“When there’s a lot of online research that needs to be done, the Chromebooks give us accessibility to the Internet and the outside world,” Ramesh stated. “It’s nice to have a separate device just for school.”

Although the device distribution was a huge hit at first, it did come with its own drawbacks.

Were Chromebooks the right choice?

Not long after the rollout of the mini laptops, many users started experiencing technical problems. According to a survey conducted by The Torch on the students and faculty of John F. Kennedy Memorial High School, the most common problems regarding the Chromebooks were the mousepad, keyboards, touch screens, battery life, the speed of the device and the software itself. According to our survey, 65% of students do not like using their Chromebook, with 82% of those users experiencing issues with their device.  Many individuals reported taking good care of their device and still ended up having issues with their Chromebook. Additionally, only about 10% of people in the survey prefer using their Chromebooks, compared to 90% of people who would prefer using MacBooks or their own personal devices. 

After analyzing the responses from the survey, The Torch interviewed a few students at JFK. Junior Rida Kadri stated that having the Chromebooks made her more organized with her work since everything is in one spot. As a result, she does not have to carry around heavy books and school supplies.

However, she also reported facing many tech issues with her Chromebook.

“The screen would flash on and off, and my touchscreen stopped working at one point,” Kadri said. “It would start clicking things randomly, especially when we were virtual and this was the only technology I had available to me. It would keep clicking the ‘raise hand’ button while we were on google meet and it would disrupt my class.”

When asked about her opinion on the replacement and repair process of the Chromebooks, Kadri said that after giving her Chromebook to the school in order to complete repairs for her mousepad, she didn’t have her Chromebook returned to her for over approximately 5 months. This left her to use her school-given loaner Chromebook over the course of virtual-learning. Despite having a loaner, she still faced more difficulties, because the loaner did not have a touchscreen. Overall, Kadri felt that these struggles made online learning a much more complex experience for her. 

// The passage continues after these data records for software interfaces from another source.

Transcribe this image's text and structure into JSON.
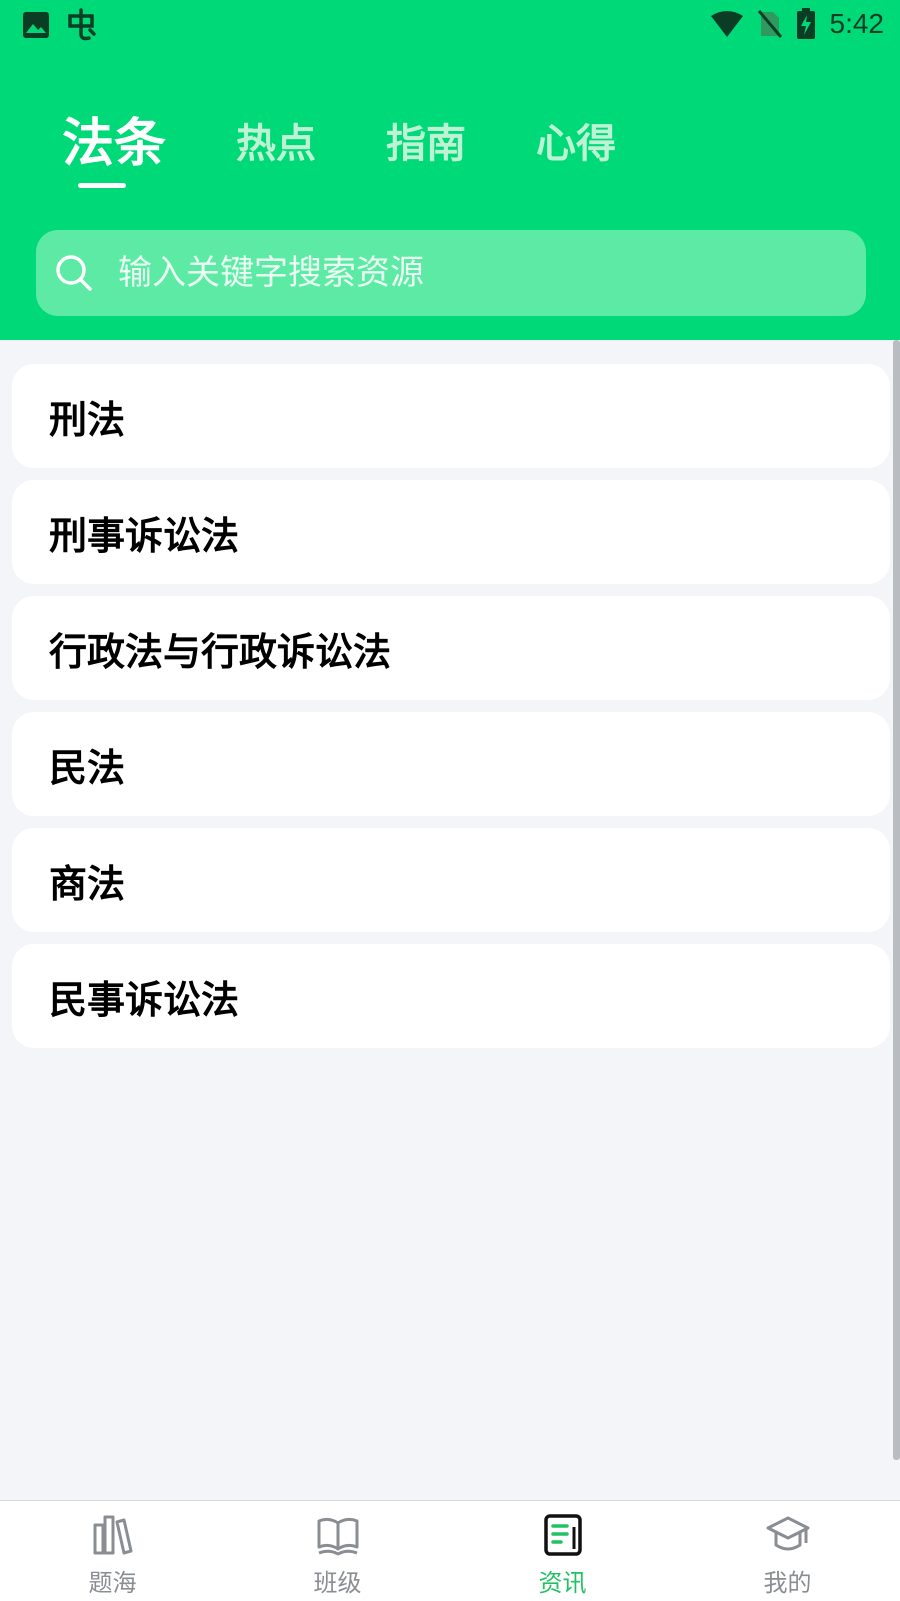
{
  "status_bar": {
    "time": "5:42",
    "left_icons": [
      "image-icon",
      "bug-icon"
    ],
    "right_icons": [
      "wifi-icon",
      "no-sim-icon",
      "battery-charging-icon"
    ]
  },
  "tabs": [
    {
      "label": "法条",
      "active": true
    },
    {
      "label": "热点",
      "active": false
    },
    {
      "label": "指南",
      "active": false
    },
    {
      "label": "心得",
      "active": false
    }
  ],
  "search": {
    "placeholder": "输入关键字搜索资源",
    "value": ""
  },
  "categories": [
    {
      "label": "刑法"
    },
    {
      "label": "刑事诉讼法"
    },
    {
      "label": "行政法与行政诉讼法"
    },
    {
      "label": "民法"
    },
    {
      "label": "商法"
    },
    {
      "label": "民事诉讼法"
    }
  ],
  "bottom_nav": [
    {
      "label": "题海",
      "icon": "books-icon",
      "active": false
    },
    {
      "label": "班级",
      "icon": "open-book-icon",
      "active": false
    },
    {
      "label": "资讯",
      "icon": "news-icon",
      "active": true
    },
    {
      "label": "我的",
      "icon": "graduation-cap-icon",
      "active": false
    }
  ],
  "colors": {
    "brand_green": "#00d978",
    "active_nav": "#21c265",
    "inactive_nav": "#8a8d92",
    "page_background": "#f3f5f8"
  }
}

According to our survey, it can be inferred that the repair process is lengthy due to the Chromebooks’ poor build quality and durability, which in turn created more Chromebooks that required repairs. Senior Janki Patel stated that she was not able to take her AP Exams due to her Chromebook.

In conclusion

Since the implementation of the Lenovo Chromebooks, there have been many highs and lows regarding their use. Just like anything else, the Chromebooks haven’t created a flawless experience for the students. Indeed, the laptop devices have increased productivity by creating a whole new learning experience that will last for generations. However, due to the many problems that come with the chosen device of the Woodbridge Township School District, students still face many issues completing their work due to the unpredictability of the laptops. Many students and staff agree that the district should switch to a more premium device to increase productivity and reliability. Also, there is a shortage of staff who are capable of repairing the Chromebooks, causing the repair process of each student or faculty’s device to take weeks or even months. Regardless, students and teachers love the idea of having devices in class; that is, as long as those devices aren’t the Lenovo 300e Chromebooks.